= What to work on =
Copy out each line of the entries below in which the string "true" appears.

= Records for the exercise =

*** Begin section ***

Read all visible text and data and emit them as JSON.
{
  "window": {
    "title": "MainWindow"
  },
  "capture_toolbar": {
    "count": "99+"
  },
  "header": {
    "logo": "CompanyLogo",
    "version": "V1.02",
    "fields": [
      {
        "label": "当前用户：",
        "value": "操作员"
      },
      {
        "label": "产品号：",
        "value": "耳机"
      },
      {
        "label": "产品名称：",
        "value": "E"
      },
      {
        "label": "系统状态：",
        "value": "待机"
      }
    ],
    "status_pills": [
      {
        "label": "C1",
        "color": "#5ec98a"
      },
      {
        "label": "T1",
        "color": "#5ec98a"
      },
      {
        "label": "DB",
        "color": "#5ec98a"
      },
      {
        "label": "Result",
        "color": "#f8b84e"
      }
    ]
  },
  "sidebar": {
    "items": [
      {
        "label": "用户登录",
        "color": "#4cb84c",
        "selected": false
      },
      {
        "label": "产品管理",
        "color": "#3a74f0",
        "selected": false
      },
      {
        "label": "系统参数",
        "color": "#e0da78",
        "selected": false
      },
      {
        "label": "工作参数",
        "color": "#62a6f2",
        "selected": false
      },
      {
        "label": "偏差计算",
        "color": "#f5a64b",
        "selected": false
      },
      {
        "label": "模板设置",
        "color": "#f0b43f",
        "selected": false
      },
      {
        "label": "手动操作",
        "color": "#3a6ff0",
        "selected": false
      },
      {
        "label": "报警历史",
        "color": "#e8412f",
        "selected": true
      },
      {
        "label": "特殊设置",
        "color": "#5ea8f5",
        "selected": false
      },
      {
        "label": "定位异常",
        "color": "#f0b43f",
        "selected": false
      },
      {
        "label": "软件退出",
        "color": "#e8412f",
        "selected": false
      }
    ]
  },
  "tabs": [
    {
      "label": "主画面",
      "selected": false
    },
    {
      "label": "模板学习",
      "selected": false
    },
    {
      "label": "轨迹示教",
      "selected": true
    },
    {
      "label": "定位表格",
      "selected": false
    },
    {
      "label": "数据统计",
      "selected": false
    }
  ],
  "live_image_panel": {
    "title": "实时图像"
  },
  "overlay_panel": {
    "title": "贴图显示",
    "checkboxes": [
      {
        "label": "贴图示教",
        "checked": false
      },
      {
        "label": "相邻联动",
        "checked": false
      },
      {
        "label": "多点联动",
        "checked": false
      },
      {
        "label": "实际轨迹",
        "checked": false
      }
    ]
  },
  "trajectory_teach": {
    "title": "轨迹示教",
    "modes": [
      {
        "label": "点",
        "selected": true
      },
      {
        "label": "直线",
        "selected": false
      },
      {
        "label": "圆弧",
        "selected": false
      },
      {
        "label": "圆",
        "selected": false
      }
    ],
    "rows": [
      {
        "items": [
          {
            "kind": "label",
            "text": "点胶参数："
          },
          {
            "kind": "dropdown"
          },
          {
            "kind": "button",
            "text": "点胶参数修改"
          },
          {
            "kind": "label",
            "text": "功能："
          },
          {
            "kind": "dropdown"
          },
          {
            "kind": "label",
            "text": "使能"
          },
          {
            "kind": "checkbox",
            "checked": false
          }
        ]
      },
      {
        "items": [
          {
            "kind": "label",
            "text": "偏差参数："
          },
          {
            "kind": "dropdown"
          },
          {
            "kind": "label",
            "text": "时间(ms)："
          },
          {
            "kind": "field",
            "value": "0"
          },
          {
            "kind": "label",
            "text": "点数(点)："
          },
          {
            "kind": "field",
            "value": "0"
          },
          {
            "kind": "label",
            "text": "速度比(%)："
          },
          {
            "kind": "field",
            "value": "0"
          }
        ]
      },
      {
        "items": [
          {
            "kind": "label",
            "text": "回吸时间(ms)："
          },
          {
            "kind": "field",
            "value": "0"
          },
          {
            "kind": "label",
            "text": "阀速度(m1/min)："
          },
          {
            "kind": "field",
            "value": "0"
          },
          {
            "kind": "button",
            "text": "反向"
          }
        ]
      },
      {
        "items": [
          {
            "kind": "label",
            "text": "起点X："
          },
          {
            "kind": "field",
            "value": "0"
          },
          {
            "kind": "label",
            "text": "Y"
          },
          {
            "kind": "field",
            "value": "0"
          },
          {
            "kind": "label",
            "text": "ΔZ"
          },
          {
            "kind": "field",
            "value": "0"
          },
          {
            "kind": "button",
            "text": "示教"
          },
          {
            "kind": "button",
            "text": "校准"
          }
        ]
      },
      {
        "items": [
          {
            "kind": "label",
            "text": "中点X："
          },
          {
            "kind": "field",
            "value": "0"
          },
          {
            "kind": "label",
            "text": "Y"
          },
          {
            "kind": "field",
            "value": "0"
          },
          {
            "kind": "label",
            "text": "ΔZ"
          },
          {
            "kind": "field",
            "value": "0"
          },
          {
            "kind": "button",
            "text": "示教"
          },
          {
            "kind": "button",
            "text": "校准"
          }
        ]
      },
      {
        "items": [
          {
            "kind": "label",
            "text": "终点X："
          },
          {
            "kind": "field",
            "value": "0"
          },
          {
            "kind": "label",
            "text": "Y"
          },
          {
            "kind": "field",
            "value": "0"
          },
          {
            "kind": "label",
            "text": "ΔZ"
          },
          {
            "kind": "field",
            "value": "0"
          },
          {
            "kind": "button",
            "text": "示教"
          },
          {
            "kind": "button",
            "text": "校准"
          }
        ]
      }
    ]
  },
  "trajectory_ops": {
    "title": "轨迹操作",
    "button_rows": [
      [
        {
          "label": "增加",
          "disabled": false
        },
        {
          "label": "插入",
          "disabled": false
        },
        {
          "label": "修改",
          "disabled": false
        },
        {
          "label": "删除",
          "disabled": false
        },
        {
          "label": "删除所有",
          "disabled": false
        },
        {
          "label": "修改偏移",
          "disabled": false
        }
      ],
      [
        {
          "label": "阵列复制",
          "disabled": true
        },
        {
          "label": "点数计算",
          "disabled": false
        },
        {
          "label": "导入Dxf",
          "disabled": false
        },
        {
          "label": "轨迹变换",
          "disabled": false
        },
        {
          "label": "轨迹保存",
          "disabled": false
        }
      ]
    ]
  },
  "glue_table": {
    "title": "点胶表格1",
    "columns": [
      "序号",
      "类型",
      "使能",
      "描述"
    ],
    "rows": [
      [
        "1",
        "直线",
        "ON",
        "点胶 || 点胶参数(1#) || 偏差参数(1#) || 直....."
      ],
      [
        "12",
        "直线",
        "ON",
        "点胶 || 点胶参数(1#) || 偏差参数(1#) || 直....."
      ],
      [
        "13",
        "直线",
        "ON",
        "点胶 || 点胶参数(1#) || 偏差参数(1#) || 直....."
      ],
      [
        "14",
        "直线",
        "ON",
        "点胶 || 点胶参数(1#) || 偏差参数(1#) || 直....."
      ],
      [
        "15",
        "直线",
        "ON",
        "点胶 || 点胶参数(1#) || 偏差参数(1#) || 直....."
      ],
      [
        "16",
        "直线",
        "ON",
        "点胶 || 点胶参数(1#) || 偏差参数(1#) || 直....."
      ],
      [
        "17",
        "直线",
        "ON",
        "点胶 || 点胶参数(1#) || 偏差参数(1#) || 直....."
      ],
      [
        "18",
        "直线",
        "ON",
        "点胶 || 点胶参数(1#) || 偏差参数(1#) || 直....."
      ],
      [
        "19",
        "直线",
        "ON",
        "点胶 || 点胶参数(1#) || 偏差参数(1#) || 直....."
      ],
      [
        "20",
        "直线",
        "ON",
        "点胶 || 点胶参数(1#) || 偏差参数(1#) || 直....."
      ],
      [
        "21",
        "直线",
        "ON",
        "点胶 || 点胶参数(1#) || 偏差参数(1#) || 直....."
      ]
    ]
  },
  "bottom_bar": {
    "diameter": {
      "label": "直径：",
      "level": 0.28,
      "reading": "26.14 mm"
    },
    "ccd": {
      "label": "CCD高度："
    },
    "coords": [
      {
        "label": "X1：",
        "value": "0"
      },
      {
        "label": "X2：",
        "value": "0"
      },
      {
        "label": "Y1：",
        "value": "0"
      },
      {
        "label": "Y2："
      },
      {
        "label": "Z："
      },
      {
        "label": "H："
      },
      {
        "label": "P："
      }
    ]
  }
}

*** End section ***

= Output of the exercise =
        "selected": true
      "selected": true
        "selected": true
          "disabled": true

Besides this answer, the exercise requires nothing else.